### Supplied data

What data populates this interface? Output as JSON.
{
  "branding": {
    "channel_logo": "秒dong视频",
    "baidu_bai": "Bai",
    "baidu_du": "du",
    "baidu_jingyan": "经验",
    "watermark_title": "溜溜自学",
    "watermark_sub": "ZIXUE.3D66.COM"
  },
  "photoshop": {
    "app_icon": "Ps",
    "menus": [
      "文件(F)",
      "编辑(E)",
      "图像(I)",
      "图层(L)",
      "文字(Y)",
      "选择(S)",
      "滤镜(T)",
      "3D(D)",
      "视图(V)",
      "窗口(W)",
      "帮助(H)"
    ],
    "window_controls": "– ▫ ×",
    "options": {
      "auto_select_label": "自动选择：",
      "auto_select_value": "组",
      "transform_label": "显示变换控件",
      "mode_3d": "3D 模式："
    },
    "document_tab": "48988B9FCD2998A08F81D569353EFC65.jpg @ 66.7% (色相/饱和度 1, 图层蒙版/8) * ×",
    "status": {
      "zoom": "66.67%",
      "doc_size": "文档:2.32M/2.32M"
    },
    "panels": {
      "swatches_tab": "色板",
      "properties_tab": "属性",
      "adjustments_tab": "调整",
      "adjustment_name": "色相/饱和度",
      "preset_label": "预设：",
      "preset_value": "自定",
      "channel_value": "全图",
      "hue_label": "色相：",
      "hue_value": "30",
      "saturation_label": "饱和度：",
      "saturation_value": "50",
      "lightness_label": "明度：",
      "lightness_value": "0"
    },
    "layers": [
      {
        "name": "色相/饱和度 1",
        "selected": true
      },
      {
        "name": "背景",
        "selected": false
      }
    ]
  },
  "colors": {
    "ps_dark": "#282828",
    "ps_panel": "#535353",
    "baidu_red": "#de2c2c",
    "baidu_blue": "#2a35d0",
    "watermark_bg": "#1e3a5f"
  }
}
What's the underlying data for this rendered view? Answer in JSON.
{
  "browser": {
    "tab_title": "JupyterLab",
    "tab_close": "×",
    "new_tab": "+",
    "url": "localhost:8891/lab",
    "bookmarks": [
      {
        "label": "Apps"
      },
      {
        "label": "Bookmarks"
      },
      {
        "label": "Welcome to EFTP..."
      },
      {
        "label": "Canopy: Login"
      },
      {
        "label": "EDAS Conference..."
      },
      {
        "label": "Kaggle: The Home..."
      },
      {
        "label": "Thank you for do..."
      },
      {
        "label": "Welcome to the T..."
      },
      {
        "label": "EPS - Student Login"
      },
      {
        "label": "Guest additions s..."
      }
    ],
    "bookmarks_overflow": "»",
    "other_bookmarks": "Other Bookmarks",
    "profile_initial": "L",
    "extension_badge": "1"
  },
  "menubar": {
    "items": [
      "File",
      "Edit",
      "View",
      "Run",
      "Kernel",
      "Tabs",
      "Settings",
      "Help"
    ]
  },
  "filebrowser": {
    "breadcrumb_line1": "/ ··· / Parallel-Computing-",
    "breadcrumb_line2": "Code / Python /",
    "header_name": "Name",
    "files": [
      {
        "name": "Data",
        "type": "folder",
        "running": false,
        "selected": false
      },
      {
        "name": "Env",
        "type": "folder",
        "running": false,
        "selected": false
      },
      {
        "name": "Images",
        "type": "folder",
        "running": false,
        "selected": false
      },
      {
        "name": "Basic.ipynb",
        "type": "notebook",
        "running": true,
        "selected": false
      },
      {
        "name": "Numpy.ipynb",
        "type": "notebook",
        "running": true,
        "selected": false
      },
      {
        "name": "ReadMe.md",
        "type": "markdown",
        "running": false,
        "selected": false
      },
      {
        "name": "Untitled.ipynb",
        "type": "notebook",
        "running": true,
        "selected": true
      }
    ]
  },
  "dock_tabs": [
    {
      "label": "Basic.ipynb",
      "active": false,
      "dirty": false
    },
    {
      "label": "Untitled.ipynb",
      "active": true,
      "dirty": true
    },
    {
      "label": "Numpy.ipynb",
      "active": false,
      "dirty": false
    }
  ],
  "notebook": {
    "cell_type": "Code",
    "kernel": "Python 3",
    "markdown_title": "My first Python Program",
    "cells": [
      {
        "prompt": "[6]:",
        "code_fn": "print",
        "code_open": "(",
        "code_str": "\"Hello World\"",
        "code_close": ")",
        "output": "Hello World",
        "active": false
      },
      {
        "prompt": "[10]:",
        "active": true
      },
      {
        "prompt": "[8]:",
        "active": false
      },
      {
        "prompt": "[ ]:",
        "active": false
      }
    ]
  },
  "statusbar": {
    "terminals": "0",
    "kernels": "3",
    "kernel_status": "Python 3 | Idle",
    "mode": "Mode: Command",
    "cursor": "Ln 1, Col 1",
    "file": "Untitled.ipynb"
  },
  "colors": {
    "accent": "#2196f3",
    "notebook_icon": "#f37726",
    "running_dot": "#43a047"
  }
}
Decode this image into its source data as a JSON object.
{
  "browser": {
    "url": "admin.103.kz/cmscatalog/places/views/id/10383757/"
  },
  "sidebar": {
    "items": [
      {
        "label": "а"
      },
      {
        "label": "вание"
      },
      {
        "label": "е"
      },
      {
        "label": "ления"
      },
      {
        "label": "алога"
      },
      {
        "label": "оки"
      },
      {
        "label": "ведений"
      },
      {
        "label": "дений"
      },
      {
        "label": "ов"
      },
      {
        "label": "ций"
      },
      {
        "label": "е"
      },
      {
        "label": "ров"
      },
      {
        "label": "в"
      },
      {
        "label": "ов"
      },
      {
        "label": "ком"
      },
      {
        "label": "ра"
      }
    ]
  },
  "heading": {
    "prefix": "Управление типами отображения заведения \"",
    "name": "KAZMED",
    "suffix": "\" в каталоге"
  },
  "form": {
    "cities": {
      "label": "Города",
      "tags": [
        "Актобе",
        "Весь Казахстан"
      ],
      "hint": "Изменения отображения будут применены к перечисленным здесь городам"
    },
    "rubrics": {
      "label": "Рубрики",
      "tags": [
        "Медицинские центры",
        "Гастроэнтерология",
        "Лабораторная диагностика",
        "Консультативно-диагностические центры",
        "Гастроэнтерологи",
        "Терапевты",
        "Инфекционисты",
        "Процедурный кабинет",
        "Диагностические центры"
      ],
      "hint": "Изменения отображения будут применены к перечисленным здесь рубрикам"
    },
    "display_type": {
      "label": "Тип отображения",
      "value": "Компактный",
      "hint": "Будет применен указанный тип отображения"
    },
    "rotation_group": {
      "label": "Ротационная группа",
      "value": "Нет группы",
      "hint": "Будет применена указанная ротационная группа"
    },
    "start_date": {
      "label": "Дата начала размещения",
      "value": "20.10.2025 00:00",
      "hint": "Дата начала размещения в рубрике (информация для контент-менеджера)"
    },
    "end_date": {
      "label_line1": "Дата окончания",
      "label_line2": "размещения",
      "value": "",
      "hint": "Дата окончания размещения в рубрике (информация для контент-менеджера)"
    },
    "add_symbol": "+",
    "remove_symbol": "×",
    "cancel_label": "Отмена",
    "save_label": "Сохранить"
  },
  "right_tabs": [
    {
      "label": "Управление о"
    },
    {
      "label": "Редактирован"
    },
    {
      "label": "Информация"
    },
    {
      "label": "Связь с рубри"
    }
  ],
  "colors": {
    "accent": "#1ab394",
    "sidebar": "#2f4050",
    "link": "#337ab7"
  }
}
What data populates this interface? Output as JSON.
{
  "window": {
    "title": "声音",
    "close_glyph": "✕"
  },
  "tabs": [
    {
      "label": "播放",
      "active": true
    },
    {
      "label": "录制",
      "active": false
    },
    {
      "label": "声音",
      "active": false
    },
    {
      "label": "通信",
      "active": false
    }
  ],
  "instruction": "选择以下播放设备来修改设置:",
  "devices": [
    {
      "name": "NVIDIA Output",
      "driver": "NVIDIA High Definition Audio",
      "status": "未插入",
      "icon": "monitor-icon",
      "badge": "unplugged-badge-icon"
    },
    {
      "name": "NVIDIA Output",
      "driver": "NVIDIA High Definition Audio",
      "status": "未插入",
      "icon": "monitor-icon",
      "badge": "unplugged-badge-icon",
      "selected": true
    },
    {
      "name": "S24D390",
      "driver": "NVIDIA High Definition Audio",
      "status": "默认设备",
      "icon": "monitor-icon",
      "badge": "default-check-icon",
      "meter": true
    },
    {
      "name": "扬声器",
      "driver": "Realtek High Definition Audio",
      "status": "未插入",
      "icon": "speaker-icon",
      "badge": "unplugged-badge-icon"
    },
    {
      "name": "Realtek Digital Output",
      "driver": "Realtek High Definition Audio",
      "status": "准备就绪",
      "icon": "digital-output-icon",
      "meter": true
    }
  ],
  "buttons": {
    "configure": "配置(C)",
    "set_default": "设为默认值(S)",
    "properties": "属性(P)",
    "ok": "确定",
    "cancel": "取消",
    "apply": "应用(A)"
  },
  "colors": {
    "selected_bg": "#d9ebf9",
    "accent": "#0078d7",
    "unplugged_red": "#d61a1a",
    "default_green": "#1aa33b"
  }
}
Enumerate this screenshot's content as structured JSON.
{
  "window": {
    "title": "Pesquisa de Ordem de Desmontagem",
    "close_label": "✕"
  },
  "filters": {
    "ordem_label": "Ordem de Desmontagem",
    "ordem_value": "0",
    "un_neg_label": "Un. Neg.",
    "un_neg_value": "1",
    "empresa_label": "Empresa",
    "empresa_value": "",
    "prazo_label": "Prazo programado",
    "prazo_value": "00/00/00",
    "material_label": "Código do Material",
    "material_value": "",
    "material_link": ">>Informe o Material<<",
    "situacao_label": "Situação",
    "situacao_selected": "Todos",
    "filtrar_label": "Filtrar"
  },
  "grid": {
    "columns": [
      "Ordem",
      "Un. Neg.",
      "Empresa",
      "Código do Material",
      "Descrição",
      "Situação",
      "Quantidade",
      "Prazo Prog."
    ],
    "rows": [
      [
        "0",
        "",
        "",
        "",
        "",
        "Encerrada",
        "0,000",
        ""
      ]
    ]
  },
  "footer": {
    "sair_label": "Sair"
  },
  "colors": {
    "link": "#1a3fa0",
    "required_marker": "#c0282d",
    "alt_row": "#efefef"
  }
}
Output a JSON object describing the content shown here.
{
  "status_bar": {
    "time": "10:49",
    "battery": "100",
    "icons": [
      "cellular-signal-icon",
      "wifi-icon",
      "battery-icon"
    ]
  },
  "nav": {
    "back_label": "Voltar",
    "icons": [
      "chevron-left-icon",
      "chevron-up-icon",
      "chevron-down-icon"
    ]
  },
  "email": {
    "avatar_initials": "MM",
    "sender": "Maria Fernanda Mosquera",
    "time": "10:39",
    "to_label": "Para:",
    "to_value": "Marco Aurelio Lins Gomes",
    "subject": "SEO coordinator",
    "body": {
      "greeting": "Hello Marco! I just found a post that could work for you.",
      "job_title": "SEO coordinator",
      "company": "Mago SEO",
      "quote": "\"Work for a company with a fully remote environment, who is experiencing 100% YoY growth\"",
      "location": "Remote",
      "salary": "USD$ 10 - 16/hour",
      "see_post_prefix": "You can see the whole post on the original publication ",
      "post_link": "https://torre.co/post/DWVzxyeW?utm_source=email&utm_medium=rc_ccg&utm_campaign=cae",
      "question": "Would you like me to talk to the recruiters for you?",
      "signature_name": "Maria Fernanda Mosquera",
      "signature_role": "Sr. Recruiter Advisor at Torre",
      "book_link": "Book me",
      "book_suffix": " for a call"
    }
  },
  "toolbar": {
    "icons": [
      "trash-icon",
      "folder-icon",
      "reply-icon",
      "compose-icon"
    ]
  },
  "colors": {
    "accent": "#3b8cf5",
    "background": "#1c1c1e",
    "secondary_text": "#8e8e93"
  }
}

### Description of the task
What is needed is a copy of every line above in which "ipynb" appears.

### Written solution
        "name": "Basic.ipynb",
        "name": "Numpy.ipynb",
        "name": "Untitled.ipynb",
      "label": "Basic.ipynb",
      "label": "Untitled.ipynb",
      "label": "Numpy.ipynb",
    "file": "Untitled.ipynb"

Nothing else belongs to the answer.